The new boss of Canadian yogawear specialist Lululemon stretched his legs on a trip to London for the opening of the retailer’s first UK store.
Lululemon chief executive Laurent Potdevin spent an uncomfortable first few hours in London. Fortunately it had nothing to do with the success of the yoga specialist’s first UK store opening in Covent Garden, but the advanced class he was forced to take part in at its launch late last month.
“I do it twice a week at home but I got roped into doing a class that is well above my skillset. It was a fantastic class, but I’ll go back to where I belong,” he jokes.
Potdevin, who has only been at the helm of the Canadian retailer for two months, describes his role as a “dream job”. However, he takes over at a turbulent time for the brand.
In March last year, Lululemon was forced to recall its famous Luon yoga pants after it was discovered they appeared see-through when worn.
The product accounted for 17% of all women’s bottoms in the retailer’s stores and the well-documented recall is understood to have cost Lululemon more than $20m (£12m). Potdevin’s predecessor Christine Day stood down in the wake of the scandal.
Potdevin says Lululemon is “moving forward” from the fiasco.
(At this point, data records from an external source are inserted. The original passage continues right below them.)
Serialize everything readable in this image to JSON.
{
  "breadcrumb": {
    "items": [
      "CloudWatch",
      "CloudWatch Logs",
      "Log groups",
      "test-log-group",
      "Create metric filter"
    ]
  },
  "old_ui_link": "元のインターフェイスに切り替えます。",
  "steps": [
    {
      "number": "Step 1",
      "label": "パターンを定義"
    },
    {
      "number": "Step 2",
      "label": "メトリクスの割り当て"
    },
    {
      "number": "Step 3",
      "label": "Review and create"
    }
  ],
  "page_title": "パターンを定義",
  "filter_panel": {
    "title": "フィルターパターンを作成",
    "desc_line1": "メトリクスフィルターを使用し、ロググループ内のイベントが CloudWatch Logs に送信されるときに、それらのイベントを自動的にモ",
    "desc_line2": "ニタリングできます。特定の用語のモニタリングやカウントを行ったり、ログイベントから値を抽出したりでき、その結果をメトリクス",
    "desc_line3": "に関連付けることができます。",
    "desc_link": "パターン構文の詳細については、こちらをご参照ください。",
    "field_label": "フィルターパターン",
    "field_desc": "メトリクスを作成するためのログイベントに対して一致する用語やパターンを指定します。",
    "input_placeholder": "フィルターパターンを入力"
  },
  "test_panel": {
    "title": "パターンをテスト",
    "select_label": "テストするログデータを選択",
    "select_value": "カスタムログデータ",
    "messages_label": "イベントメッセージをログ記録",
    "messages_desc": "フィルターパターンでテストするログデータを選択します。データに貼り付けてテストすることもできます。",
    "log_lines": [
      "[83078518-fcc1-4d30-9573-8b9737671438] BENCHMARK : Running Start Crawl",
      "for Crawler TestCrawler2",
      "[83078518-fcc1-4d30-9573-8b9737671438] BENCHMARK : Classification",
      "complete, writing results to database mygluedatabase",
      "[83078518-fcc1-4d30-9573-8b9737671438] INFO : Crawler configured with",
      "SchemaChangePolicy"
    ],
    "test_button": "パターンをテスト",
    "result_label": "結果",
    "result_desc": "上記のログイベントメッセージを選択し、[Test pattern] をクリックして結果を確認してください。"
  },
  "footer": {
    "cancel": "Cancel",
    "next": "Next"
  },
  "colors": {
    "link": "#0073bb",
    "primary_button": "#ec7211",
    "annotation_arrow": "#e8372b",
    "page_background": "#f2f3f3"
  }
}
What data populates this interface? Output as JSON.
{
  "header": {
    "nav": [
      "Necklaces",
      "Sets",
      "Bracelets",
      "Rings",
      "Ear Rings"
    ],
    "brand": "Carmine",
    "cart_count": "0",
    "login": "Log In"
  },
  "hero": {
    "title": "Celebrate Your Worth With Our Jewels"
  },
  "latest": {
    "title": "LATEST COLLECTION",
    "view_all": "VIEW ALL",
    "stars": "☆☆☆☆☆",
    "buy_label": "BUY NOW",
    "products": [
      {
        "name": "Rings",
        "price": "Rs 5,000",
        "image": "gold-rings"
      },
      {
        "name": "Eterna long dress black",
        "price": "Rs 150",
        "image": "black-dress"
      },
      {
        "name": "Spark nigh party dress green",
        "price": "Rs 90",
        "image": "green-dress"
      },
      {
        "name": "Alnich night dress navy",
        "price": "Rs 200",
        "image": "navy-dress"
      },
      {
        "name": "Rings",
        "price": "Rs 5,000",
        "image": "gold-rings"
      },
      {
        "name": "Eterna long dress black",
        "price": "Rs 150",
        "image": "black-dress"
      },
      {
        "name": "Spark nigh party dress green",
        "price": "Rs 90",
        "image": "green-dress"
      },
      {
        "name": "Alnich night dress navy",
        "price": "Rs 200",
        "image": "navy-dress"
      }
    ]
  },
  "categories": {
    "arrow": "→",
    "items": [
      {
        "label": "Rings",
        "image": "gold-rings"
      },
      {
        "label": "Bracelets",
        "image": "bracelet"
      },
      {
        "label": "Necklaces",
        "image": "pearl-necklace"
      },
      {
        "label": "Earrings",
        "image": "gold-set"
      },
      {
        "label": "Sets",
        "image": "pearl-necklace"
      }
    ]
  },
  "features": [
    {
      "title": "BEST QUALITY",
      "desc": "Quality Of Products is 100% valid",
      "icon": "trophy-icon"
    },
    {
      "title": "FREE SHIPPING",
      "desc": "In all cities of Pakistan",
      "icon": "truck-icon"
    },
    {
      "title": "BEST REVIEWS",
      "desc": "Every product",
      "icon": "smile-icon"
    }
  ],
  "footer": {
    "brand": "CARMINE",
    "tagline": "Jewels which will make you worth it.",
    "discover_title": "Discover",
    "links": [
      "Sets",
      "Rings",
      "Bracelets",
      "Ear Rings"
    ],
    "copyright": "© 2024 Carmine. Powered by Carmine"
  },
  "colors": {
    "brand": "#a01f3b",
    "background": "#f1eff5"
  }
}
But will the crisis leave any long-lasting damage for the retailer, which charges a premium price for its technical products?
Potdevin says: “We push innovation and, when you lead, sometimes you have a setback. We continue to innovate and bring incredible product to life.”
He believes Lululemon customers respected the way it handled the matter. “We pulled it very quickly, with very clear communication,” he says.
However, Lululemon founder Chip Wilson seemed to make matters worse in November when he appeared to blame larger ladies for the sheerness of the pants. He told Bloomberg TV: “Frankly, some women’s bodies just don’t actually work.”
Wilson resigned from his role as chairman in the furore that ensued. It was not the first time he had caused controversy. He previously said he chose to name his brand Lululemon because the ‘L’ sound is not in the Japanese language. “It’s funny to watch them try to say it,” he said in a 2004 profile in the National Post business magazine.
Potdevin is undaunted at the prospect of working with Wilson, who retains a seat on the board of Lululemon. “I’ve worked with founders for the past 20 years. I’ve mastered the art of dealing with them,” he says.
Swiss-born Potdevin has a CV that seems perfectly suited to Lululemon. After a childhood spent in what sounds like an idyllic place to practice yoga - “I was brought up on a mountain by a lake,” he says - he started his career at luxury powerhouse LVMH. This gave him an insight into upmarket customers, and was followed by a five-year stint as chief executive of snowboard and technical sportswear specialist Burton.
Most recently, Potdevin was chief executive of footwear phenomenon Toms, which he helped build into a global brand. Globalisation is a big opportunity for Lululemon, which is already widely known among yoga lovers. Celebrity fans such as Kim Kardashian and Cameron Diaz have helped it gain recognition.
Potdevin says the Covent Garden store will act as a “springboard” for expansion across Europe and the rest of the world. “[London] is such a trendsetting environment - if you don’t have apresence in London, you don’t really have a presence in Europe,” he says.
Potdevin is confident that Lululemon will succeed in the UK, and he has grounds for confidence. Already the brand is worn by 25% of people at London’s yoga classes after Lululemon made efforts to build a ‘community’ in the capital during the past two years.
It has unveiled four showrooms across London where customers can purchase products and take advantage of free yoga classes. “To build global brands you need deep local knowledge to really understand the market. It’s about building a deep cultural knowledge, getting the brand to adapt to this market and making sure it’s relevant,” he says.
“As soon as we’ve got all the pieces of the puzzle, we can crank up the tempo and look at more locations.” Potdevin had better get limbering up because more store openings can only mean more advanced yoga classes.